“We're just marching in solidarity with the students here on grounds in support of Martese,” says Pat Collier, UVA Alumni for Change member.

Third year student Martese Johnson marched with the crowd. His bloody arrest by Virginia Alcoholic Beverage Control agents made national headlines last month.

“He's just an incredible young man and so seeing him there in that video, there on the ground, it was just really heart wrenching and I knew in that moment that I had to do something,” says Collier.

Organizers of the newly-formed group "UVA Alumni for Change" say they want a noticeable shift at the university. Their message is that the university needs to be more welcoming of African Americans.

The group UVA Alumni for Change organized the rally to demand the university make changes. At the rally Saturday, they suggested just what those changes should be by way of hand delivering a letter to University President Teresa Sullivan.

It asks UVA to triple the number of enrolled African American students by 2020, and increase the number of black tenured faculty to 15 percent.

“And that there are resources around for the support of these students so they can feel at home here, just like everyone else,” says Pat Collier of UVA Alumni.

Mike Dudley, a class of 81 graduate, was back at the university for UVA's Black Alumni Weekend. “I care about what goes on here and I care about these young men,” says Dudley.

Dudley says he was outraged by what happened to Johnson. He joined UVA Alumni for Change to help Johnson's fight for justice.

“We're raising money again to help with any legal defense he needs for his criminal defense as well as civil support he needs to have. We're just here to show our support for him,” says Dudley.

Martese Johnson spoke briefly at the rally, but declined an interview.

Johnson says Saturday's march won't accomplish the changes they want, but asked everyone to keep trying in the future.

UVA Alumni for Change Letter to President Sullivan:

Dear President Sullivan:

This weekend marks the 30th anniversary of Black Alumni Weekend; a tradition begun to address the herculean task of engendering goodwill between the University and the thousands of Black alumni whom have walked the lawn since the first meaningful numbers of our population began to be admitted as students in the early 1970s. Over this span many of us have raised our voices, protested, donated, and partnered with mutual stakeholders to push the University, our University, to confront its history while remaining deeply vested in its future. Our deep and abiding love for the University of Virginia impels us to push toward the lofty principals articulated by its progenitor. Each of us did this work and engaged in these arduous efforts in hopes that even in some incremental, though ever increasing way, an ever more robust generations of Black students would finally be able to experience the Academical Village in all of its affirming promise and glory.

Unfortunately, as the deplorable, horrific attack, and prosecution of Martese Johnson has demonstrated, this hope remains unfulfilled as yet another dream deferred.

Yet it need not be so.

Today, we call upon you as President of this prestigious University to do what your predecessors have not chosen to do: join us and say ‘no further, no longer'. Commit to doing all that can be done to ensure that our wait for access and justice goes no further than this moment.
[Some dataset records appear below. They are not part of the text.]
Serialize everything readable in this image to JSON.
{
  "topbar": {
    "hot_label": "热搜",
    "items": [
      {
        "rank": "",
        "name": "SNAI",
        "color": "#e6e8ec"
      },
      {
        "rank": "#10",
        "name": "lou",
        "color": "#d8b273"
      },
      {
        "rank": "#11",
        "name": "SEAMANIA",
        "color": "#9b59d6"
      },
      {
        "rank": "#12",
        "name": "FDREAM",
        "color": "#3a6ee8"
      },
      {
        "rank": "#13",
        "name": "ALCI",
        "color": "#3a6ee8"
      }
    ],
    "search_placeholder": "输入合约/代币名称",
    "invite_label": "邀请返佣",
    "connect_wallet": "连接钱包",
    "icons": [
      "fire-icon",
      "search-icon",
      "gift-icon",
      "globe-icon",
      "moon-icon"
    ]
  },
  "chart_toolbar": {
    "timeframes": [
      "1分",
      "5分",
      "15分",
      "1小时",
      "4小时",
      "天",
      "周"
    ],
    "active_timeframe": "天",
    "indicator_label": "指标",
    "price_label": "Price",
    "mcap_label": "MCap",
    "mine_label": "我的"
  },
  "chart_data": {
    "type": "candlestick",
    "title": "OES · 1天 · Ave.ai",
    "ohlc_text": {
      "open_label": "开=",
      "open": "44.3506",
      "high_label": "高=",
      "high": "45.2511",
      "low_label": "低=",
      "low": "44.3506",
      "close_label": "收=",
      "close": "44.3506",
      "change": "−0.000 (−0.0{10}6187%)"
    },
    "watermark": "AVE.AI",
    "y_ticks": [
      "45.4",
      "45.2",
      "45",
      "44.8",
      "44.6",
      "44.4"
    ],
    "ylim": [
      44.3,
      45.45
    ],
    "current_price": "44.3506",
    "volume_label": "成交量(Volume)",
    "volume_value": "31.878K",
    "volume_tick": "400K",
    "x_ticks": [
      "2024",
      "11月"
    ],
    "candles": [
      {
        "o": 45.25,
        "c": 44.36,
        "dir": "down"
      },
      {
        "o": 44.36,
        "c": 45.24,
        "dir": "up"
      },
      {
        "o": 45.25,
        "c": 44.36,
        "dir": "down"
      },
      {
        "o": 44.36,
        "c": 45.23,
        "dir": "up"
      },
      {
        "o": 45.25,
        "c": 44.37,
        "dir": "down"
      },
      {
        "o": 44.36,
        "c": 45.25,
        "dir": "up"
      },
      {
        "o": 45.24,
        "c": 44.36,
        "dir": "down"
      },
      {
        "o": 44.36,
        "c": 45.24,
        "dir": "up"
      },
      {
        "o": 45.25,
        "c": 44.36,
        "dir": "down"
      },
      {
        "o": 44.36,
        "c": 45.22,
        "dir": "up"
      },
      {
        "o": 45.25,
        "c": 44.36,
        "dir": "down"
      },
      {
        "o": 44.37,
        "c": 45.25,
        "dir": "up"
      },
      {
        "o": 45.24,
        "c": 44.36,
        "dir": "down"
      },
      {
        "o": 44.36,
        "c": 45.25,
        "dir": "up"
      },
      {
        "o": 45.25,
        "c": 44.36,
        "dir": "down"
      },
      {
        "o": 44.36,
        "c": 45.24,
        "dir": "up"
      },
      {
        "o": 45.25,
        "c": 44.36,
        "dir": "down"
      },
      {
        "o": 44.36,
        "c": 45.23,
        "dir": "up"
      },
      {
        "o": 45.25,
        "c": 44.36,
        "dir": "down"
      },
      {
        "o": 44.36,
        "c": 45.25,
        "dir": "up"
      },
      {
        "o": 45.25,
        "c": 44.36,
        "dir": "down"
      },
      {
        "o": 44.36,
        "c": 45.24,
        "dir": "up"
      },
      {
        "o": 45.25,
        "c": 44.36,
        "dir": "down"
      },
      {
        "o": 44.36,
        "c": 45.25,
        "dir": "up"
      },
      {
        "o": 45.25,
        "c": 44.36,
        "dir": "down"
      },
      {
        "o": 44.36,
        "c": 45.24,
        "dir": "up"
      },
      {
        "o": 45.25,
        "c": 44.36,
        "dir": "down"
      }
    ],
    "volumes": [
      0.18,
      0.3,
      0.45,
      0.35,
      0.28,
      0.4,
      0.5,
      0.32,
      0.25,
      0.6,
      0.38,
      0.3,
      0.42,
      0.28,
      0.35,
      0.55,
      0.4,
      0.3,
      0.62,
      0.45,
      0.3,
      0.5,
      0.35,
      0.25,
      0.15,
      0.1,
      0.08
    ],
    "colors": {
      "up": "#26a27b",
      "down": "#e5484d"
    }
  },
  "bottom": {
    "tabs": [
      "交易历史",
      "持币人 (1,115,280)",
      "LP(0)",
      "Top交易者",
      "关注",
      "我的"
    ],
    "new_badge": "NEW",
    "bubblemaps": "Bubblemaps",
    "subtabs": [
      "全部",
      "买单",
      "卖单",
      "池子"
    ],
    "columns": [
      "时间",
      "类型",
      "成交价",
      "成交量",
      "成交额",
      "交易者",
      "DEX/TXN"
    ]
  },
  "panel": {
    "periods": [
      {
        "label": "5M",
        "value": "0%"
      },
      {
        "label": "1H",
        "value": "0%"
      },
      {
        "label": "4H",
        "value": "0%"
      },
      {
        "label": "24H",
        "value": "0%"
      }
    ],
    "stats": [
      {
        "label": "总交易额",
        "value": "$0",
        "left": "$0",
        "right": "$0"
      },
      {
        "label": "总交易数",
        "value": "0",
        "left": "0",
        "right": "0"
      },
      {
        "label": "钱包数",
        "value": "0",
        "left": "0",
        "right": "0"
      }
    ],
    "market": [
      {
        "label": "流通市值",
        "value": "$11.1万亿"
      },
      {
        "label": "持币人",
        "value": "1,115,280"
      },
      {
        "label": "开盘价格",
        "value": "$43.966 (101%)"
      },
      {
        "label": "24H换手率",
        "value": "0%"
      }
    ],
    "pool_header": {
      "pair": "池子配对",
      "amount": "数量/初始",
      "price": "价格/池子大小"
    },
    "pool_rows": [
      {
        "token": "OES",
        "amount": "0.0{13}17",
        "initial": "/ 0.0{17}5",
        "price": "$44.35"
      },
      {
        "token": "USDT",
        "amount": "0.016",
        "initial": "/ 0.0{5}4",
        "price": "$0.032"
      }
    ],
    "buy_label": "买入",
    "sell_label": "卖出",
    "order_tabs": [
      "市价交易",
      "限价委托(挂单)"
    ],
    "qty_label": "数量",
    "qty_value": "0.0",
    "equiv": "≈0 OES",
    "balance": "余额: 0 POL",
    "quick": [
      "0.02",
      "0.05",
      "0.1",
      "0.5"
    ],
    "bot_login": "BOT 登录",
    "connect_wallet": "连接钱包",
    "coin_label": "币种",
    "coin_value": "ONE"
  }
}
Commit to doing all that can be done to ensure that we no longer have to wait to transform the University into an ecosystem that gives no fertile ground to racism. Commit to dismantle the institutional indifference and culture of ignorance and intolerance that have permitted the continual denial of Black excellence. From offensive “articles” in the Cavalier Daily to ongoing critiques of venerable resource centers such as the Office of African American Affairs, more must be done to directly confront the environment that allows injustice to flourish.

We recognize that you might well find these commitments easy to embrace rhetorically, but far more difficult to operationalize. To that end, we have the following recommendations that, if implemented, will begin to meaningfully advance us down the path of the concrete expression and realization of these commitments:

1) Ensure that no honor or judicial charges are advanced against Martese Johnson.

2) Direct the Office of Admissions to set and operationalize a goal of tripling the number of enrolled Black students by 2020.

3) Require all students to take a “History of the University” course that directly addresses the role of enslaved labor.

4) Grow and fully fund the African American Studies department.

5) Address issues of implicit bias and cultural awareness for all faculty.

6) Set and operationalize a goal to increase the number of Black tenured faculty to at least 15% by 2020.

7) Grow and fully fund the Office of African American Affairs, the Carter G. Woodson Institute, and the Luther P. Jackson House.

8) Finally and fully implement ALL of the recommendations outlined in “Audacious Faith” and its follow up reports/evaluations.

9) Establish a President's Advisory Council for Black Alumni (which includes the senior University Administrators) who can serve as a ‘kitchen cabinet' to your office to provide advice and guidance in the strategic planning and implementation of the above and other such recommendations.

The time has come for us to move beyond hoping and wishing this will all resolve itself. It is time for “Audacious Action”. We fully realize that this has been a difficult year for the University. And as concerned Alumni we stand ready and willing to assist wherever needed. We ask you to commit to this course and join us in stating and acting unequivocally that time will go no further. We can no longer to ACT!

In unity,

UVA Alumni For Change